The Pinecrest farmer’s market will operate under new management starting Nov. 3, and some vendors are concerned about the changes that will follow.
The market runs year-round on Sundays from 9 a.m. to 2 p.m. and sells goods from handmade soaps and candles to organic dog food. It attracts about 2,000 people per week during the busiest season, from December through April.
The market is now switching hands from The Market Company Inc. (TMCI) to The Green Market Co-op, a non-profit organization created by Gigi Gimenez and Susan Muci, who have been vendors at the market for the past two years.
The co-op is requiring that all vendors have insurance, use biodegradable bags, pay booth rent in advance and use a shuttle bus to travel from the parking lot at Pinecrest Elementary School, 10250 SW 57th Ave., to Pinecrest Gardens, 11000 S. Red Rd.
“It started very reasonable, now it’s ridiculous,” said Floyd “Flip” Camp of Flip’s Country Kettle Corn, who has been a vendor at Pinecrest for four years. “They’re price-gouging everybody.”
The feud can be traced to the city’s decision in 2012 to raise the rent it charged to TMCI from $1,000 to $1,400 per week. The village says it raised the rent because the number of vendors had grown from the 40 allowed under the contract to 65. But the company passed the village’s rent increase to vendors, who complained to the village. The Village Council responded by seeking a new management company.
The co-op agreed to pay the higher rent and to lower the vendors’ rent.
While TMCI charged $80 to $100, the co-op is charging $60 in November, $75 in December through April and $45 in May through October. They also said produce vendors will be charged only $25 year-round.
But the co-op generated new complaints from vendors. For one thing, the new organization was short on cash and asked vendors to pay their rent in advance.
“We are $22,000 short after giving the produce vendors that discount,’ said Gimenez, who started the co-op with Muci this summer.
Yet vendors like Flip don’t like the idea of paying in advance.
“Don’t come to me and say ‘I got the bid, but I need money,’ and then say that the spot I want, I have to pay for in advance,” he said.
Other vendors don’t like the new insurance and biodegradable-bag requirements
Bob Kasselakis has been selling Greek gyros with his wife Fotini at the market for three years. He said they are not returning because of the new rules.
“We have nothing against the new management.
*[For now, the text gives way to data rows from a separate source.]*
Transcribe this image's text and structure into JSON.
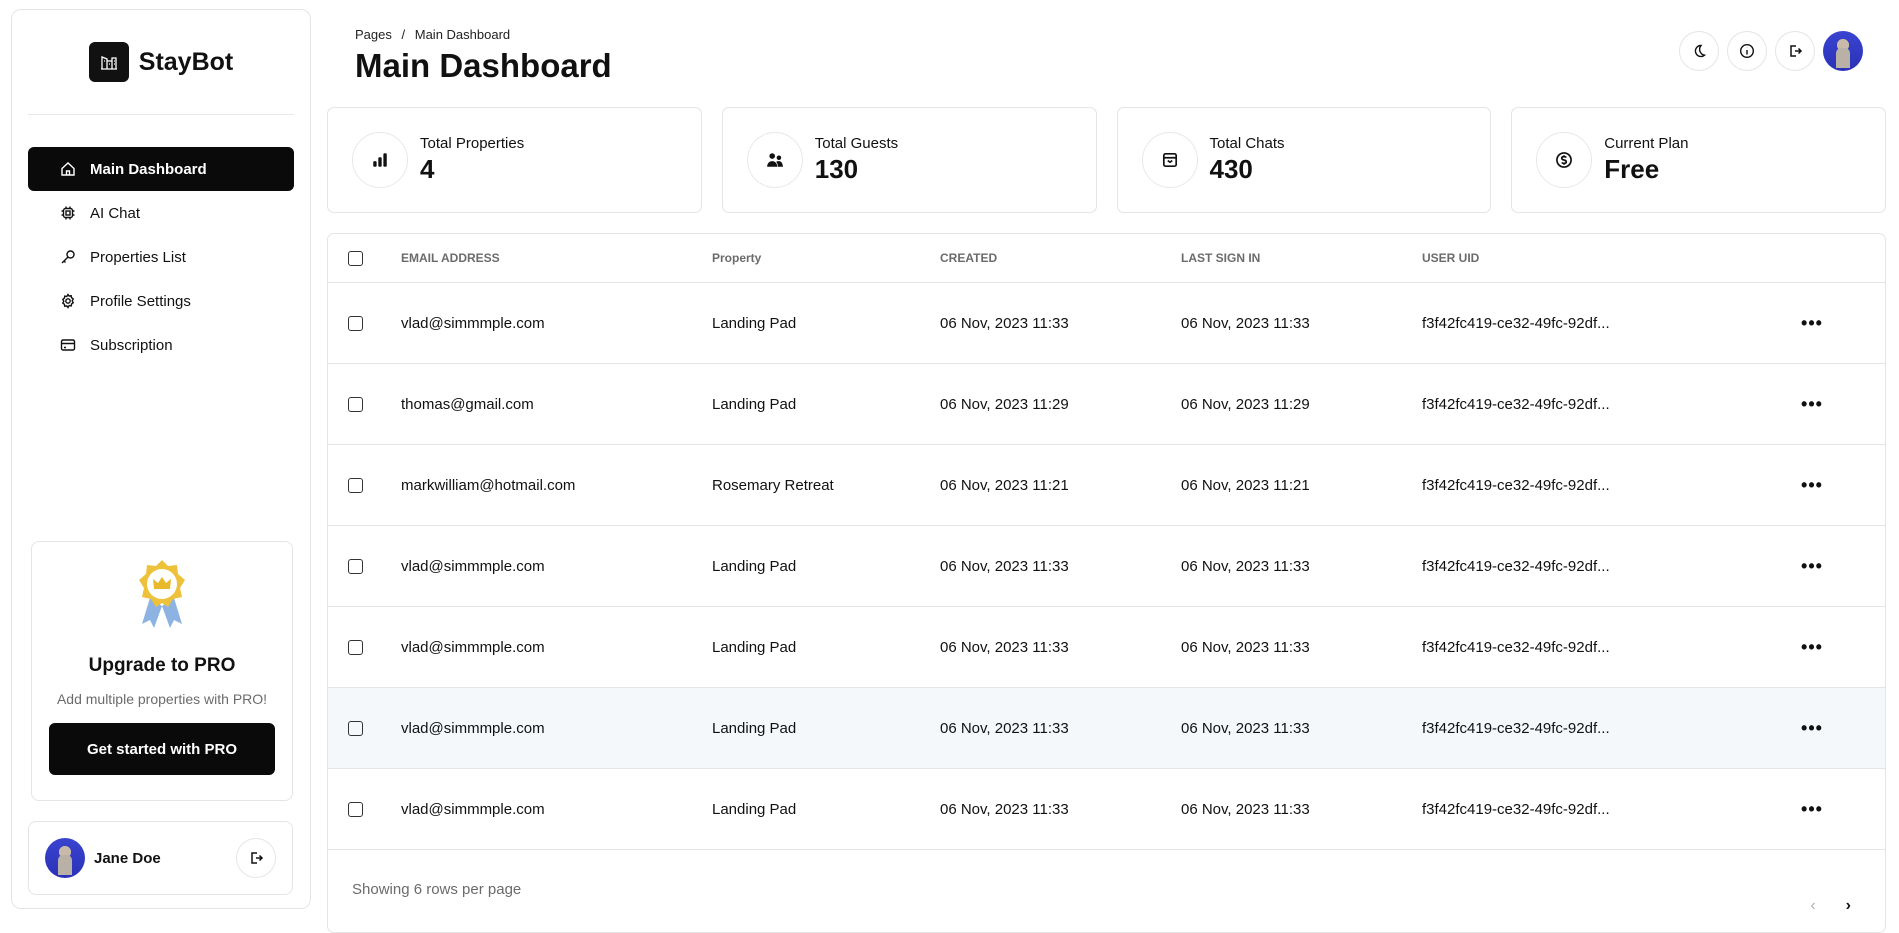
{
  "brand": {
    "name": "StayBot",
    "logo_icon": "building-icon"
  },
  "sidebar": {
    "items": [
      {
        "label": "Main Dashboard",
        "icon": "home-icon",
        "active": true
      },
      {
        "label": "AI Chat",
        "icon": "chip-icon",
        "active": false
      },
      {
        "label": "Properties List",
        "icon": "key-icon",
        "active": false
      },
      {
        "label": "Profile Settings",
        "icon": "gear-icon",
        "active": false
      },
      {
        "label": "Subscription",
        "icon": "credit-card-icon",
        "active": false
      }
    ],
    "promo": {
      "icon": "award-badge-icon",
      "title": "Upgrade to PRO",
      "subtitle": "Add multiple properties with PRO!",
      "button_label": "Get started with PRO"
    },
    "user": {
      "name": "Jane Doe",
      "logout_icon": "logout-icon"
    }
  },
  "header": {
    "breadcrumb": [
      "Pages",
      "/",
      "Main Dashboard"
    ],
    "title": "Main Dashboard",
    "actions": [
      "moon-icon",
      "info-icon",
      "logout-icon",
      "avatar"
    ]
  },
  "stats": [
    {
      "label": "Total Properties",
      "value": "4",
      "icon": "bar-chart-icon"
    },
    {
      "label": "Total Guests",
      "value": "130",
      "icon": "users-icon"
    },
    {
      "label": "Total Chats",
      "value": "430",
      "icon": "inbox-icon"
    },
    {
      "label": "Current Plan",
      "value": "Free",
      "icon": "dollar-icon"
    }
  ],
  "table": {
    "columns": [
      "EMAIL ADDRESS",
      "Property",
      "CREATED",
      "LAST SIGN IN",
      "USER UID"
    ],
    "rows": [
      {
        "email": "vlad@simmmple.com",
        "property": "Landing Pad",
        "created": "06 Nov, 2023 11:33",
        "last_sign_in": "06 Nov, 2023 11:33",
        "uid": "f3f42fc419-ce32-49fc-92df...",
        "action": "•••"
      },
      {
        "email": "thomas@gmail.com",
        "property": "Landing Pad",
        "created": "06 Nov, 2023 11:29",
        "last_sign_in": "06 Nov, 2023 11:29",
        "uid": "f3f42fc419-ce32-49fc-92df...",
        "action": "•••"
      },
      {
        "email": "markwilliam@hotmail.com",
        "property": "Rosemary Retreat",
        "created": "06 Nov, 2023 11:21",
        "last_sign_in": "06 Nov, 2023 11:21",
        "uid": "f3f42fc419-ce32-49fc-92df...",
        "action": "•••"
      },
      {
        "email": "vlad@simmmple.com",
        "property": "Landing Pad",
        "created": "06 Nov, 2023 11:33",
        "last_sign_in": "06 Nov, 2023 11:33",
        "uid": "f3f42fc419-ce32-49fc-92df...",
        "action": "•••"
      },
      {
        "email": "vlad@simmmple.com",
        "property": "Landing Pad",
        "created": "06 Nov, 2023 11:33",
        "last_sign_in": "06 Nov, 2023 11:33",
        "uid": "f3f42fc419-ce32-49fc-92df...",
        "action": "•••"
      },
      {
        "email": "vlad@simmmple.com",
        "property": "Landing Pad",
        "created": "06 Nov, 2023 11:33",
        "last_sign_in": "06 Nov, 2023 11:33",
        "uid": "f3f42fc419-ce32-49fc-92df...",
        "action": "•••"
      },
      {
        "email": "vlad@simmmple.com",
        "property": "Landing Pad",
        "created": "06 Nov, 2023 11:33",
        "last_sign_in": "06 Nov, 2023 11:33",
        "uid": "f3f42fc419-ce32-49fc-92df...",
        "action": "•••"
      }
    ],
    "footer": {
      "rows_text": "Showing 6 rows per page",
      "prev": "‹",
      "next": "›"
    }
  }
}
It’s good to have some rules, but with too many, we cannot work,” he said, referring to the biodegradable bags he must purchase and the shuttle bus he needs to take. “If Pinecrest finds someone else, we will stay, but for the new people, we are not going to return.”
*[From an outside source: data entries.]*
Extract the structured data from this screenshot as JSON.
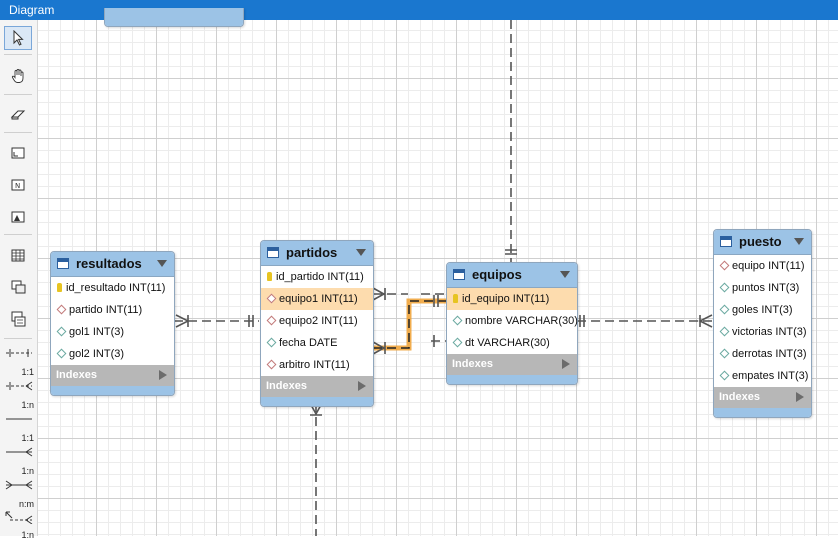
{
  "window": {
    "title": "Diagram"
  },
  "toolbar": {
    "tools": [
      {
        "name": "pointer-icon"
      },
      {
        "name": "hand-icon"
      },
      {
        "name": "eraser-icon"
      },
      {
        "name": "layer-icon"
      },
      {
        "name": "note-icon"
      },
      {
        "name": "image-icon"
      },
      {
        "name": "table-icon"
      },
      {
        "name": "view-icon"
      },
      {
        "name": "routine-icon"
      }
    ],
    "relationships": [
      {
        "label": "1:1"
      },
      {
        "label": "1:n"
      },
      {
        "label": "1:1"
      },
      {
        "label": "1:n"
      },
      {
        "label": "n:m"
      },
      {
        "label": "1:n"
      }
    ]
  },
  "tables": {
    "resultados": {
      "name": "resultados",
      "columns": [
        {
          "text": "id_resultado INT(11)",
          "kind": "pk"
        },
        {
          "text": "partido INT(11)",
          "kind": "fk"
        },
        {
          "text": "gol1 INT(3)",
          "kind": "col"
        },
        {
          "text": "gol2 INT(3)",
          "kind": "col"
        }
      ],
      "indexes_label": "Indexes"
    },
    "partidos": {
      "name": "partidos",
      "columns": [
        {
          "text": "id_partido INT(11)",
          "kind": "pk"
        },
        {
          "text": "equipo1 INT(11)",
          "kind": "fk"
        },
        {
          "text": "equipo2 INT(11)",
          "kind": "fk"
        },
        {
          "text": "fecha DATE",
          "kind": "col"
        },
        {
          "text": "arbitro INT(11)",
          "kind": "fk"
        }
      ],
      "indexes_label": "Indexes"
    },
    "equipos": {
      "name": "equipos",
      "columns": [
        {
          "text": "id_equipo INT(11)",
          "kind": "pk"
        },
        {
          "text": "nombre VARCHAR(30)",
          "kind": "col"
        },
        {
          "text": "dt VARCHAR(30)",
          "kind": "col"
        }
      ],
      "indexes_label": "Indexes"
    },
    "puesto": {
      "name": "puesto",
      "columns": [
        {
          "text": "equipo INT(11)",
          "kind": "fk"
        },
        {
          "text": "puntos INT(3)",
          "kind": "col"
        },
        {
          "text": "goles INT(3)",
          "kind": "col"
        },
        {
          "text": "victorias INT(3)",
          "kind": "col"
        },
        {
          "text": "derrotas INT(3)",
          "kind": "col"
        },
        {
          "text": "empates INT(3)",
          "kind": "col"
        }
      ],
      "indexes_label": "Indexes"
    }
  },
  "colors": {
    "titlebar": "#1a77cf",
    "table_header": "#9cc3e6",
    "highlight": "#fddcae",
    "selected_relation": "#f0a030",
    "indexes_bar": "#b7b7b7"
  }
}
Gimenez said vendors can buy bags in bulk to save on shipping costs, and the cost of the shuttle will be included in the rent.
“We’ll work with you, except from what is law and what’s in our contract,” she said, adding that all vendors — particularly produce vendors who have never needed insurance under TMCI – must be insured.
Gimenez said she is willing to work with the vendors to help keep them at the market.
“We’re only trying to do good here,” she said. “Anybody could have stepped up, and not many people did.”
Flip said his wife wrote a proposal to be hired as a city employee solely to coordinate the market.
And Jerry Sanchez of Jerry’s Here Farm Fresh — the market’s largest produce vendor, who has vended every Sunday since it began at Gardner’s Market when it was still in Pinecrest, more than 10 years ago — submitted a proposal but it was not accepted because it was turned in late.
Carlos Fernandez of the Coconut Grove Farms sells produce and grass-fed beef, and he said he doesn’t think the new co-op is being realistic.
Fernandez lost $4,000 this summer because of days the market shut down due to heavy rains. Sometimes, TMCI gave rain discounts, but as a brand new organization with little money to start with, the co-op will not be able to do so.
Cindy Rich, a Pinecrest resident and customer of the market, said she thinks the village should operate the market to alleviate the extra costs to the vendors.
“It’s like having a middle man in between,” Rich said. “What I want to see happen is just more for the people and by the people.”
Village Manager Yocelyn Galiano Gomez said “the village did consider the in-house option. The only reason we didn’t go with it was because traditionally we contract out to keep staff at a minimum. That’s just our business model.”
The village will take in nearly $70,000 this year from the co-op’s weekly fee. The revenue the farmer’s market brings offsets only a small portion of the $1.5 million cost of maintaining Pinecrest Gardens, according to Galiano Gomez.
Not all vendors are upset with the changes.
Zak the Baker has been selling bread at the market for a year and a half and he said he’s not concerned at all.
“In the beginning there are all these new rules,” he said. “It will be back to the same thing once the rhetoric is over.”
Gimenez and Muci said they just want a chance.
“What the market needs right now is a moment of peace to get itself on its feet,” said Gimenez. “Give us a chance to at least have our first day.”